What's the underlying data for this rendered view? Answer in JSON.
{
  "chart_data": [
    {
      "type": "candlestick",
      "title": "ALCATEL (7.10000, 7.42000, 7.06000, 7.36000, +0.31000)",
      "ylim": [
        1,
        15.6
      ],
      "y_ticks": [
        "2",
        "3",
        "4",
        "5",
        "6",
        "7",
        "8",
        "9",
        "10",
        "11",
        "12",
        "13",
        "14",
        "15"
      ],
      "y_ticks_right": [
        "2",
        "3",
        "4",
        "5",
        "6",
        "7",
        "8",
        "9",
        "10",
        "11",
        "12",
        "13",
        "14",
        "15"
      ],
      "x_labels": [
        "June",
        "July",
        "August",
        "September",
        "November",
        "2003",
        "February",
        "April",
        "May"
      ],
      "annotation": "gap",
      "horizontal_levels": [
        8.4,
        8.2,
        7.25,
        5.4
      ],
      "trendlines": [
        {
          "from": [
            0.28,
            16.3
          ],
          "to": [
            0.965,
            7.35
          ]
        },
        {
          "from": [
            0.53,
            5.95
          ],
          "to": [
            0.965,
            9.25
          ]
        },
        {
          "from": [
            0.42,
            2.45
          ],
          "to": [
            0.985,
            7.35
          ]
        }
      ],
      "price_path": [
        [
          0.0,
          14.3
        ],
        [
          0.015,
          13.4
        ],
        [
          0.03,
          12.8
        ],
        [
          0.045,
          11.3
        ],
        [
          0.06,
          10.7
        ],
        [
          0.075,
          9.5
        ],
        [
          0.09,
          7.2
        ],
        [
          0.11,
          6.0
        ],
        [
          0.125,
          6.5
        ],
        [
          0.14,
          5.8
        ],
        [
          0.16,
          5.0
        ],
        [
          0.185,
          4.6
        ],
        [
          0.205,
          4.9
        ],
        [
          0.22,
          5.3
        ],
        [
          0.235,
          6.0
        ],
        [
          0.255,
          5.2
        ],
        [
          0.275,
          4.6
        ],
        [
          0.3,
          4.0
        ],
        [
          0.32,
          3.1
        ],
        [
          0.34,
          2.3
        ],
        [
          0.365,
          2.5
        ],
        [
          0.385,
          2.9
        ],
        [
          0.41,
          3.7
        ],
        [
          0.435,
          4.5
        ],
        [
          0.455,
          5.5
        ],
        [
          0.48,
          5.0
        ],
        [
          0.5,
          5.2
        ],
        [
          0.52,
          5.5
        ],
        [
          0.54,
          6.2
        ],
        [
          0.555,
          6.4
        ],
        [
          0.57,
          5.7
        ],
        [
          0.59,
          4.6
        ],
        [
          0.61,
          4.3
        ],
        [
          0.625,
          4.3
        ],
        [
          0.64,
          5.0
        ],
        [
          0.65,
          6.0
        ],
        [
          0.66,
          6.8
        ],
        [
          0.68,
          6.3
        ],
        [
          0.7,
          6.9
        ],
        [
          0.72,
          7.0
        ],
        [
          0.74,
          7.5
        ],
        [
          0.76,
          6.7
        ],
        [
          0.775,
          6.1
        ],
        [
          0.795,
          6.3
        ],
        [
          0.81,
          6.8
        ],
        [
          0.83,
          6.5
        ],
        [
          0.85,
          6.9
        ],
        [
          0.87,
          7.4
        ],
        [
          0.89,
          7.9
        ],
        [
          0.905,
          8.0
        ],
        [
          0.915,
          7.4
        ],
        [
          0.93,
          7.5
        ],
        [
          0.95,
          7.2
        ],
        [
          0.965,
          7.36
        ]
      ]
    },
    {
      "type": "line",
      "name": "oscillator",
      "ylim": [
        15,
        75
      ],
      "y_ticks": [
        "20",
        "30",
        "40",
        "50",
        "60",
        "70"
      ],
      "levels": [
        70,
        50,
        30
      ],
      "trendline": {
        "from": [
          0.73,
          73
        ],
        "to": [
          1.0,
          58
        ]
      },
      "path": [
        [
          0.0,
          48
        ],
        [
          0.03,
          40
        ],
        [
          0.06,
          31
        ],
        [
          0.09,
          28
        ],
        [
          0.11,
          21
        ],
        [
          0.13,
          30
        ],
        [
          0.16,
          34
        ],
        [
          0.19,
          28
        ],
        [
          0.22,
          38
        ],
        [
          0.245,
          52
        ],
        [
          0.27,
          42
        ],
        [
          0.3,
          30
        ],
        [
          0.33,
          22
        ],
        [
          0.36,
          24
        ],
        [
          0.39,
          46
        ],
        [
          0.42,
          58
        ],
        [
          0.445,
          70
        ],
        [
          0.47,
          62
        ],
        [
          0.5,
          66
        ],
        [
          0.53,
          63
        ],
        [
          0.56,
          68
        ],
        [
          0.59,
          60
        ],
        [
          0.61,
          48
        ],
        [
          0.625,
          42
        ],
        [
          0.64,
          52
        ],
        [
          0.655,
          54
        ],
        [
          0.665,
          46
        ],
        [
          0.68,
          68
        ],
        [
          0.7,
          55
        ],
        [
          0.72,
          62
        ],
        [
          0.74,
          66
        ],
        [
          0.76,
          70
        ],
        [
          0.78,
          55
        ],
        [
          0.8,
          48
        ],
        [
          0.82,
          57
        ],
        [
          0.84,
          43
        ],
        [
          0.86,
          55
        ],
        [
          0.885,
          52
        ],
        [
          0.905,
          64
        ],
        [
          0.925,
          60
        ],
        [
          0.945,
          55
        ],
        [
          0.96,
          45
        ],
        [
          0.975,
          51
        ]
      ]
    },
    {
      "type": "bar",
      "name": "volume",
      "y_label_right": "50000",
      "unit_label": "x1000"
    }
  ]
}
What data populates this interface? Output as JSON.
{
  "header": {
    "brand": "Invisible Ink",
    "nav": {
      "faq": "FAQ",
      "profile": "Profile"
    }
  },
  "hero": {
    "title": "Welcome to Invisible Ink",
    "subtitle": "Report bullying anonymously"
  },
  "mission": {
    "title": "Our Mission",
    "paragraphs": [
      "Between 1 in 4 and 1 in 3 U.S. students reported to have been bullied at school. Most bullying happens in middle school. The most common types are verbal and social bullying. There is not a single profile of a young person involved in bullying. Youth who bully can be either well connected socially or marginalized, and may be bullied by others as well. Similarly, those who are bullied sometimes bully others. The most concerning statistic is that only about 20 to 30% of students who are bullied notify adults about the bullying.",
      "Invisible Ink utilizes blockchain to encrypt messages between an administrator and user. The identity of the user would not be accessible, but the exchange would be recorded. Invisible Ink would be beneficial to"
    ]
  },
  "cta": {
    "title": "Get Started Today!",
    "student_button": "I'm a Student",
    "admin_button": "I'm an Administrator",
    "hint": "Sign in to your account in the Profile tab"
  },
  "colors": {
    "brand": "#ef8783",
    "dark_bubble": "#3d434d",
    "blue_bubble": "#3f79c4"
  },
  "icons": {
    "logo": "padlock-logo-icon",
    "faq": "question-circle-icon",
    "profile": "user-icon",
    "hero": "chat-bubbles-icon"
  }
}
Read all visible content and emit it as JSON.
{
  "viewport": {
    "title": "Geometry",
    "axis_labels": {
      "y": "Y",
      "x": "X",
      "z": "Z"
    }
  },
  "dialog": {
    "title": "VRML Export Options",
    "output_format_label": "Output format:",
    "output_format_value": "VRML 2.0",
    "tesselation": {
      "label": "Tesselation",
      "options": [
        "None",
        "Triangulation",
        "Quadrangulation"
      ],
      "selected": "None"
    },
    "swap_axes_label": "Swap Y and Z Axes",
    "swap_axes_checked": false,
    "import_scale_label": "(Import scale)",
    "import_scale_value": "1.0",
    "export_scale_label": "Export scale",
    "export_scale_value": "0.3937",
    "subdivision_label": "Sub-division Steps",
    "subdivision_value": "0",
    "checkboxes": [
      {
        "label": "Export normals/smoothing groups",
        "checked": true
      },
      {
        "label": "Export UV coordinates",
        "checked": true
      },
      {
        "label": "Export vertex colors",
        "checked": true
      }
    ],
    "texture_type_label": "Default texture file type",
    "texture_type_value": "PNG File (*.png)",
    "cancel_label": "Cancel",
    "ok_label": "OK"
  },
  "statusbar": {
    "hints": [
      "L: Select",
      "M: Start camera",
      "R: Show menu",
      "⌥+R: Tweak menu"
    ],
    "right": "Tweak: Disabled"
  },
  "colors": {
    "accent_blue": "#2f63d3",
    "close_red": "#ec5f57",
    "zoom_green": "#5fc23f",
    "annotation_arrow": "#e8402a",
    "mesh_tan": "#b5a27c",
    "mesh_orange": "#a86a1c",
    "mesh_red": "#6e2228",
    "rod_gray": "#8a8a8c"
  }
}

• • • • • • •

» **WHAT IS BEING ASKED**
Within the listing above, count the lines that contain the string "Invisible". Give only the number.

» **WRITTEN RESPONSE**
3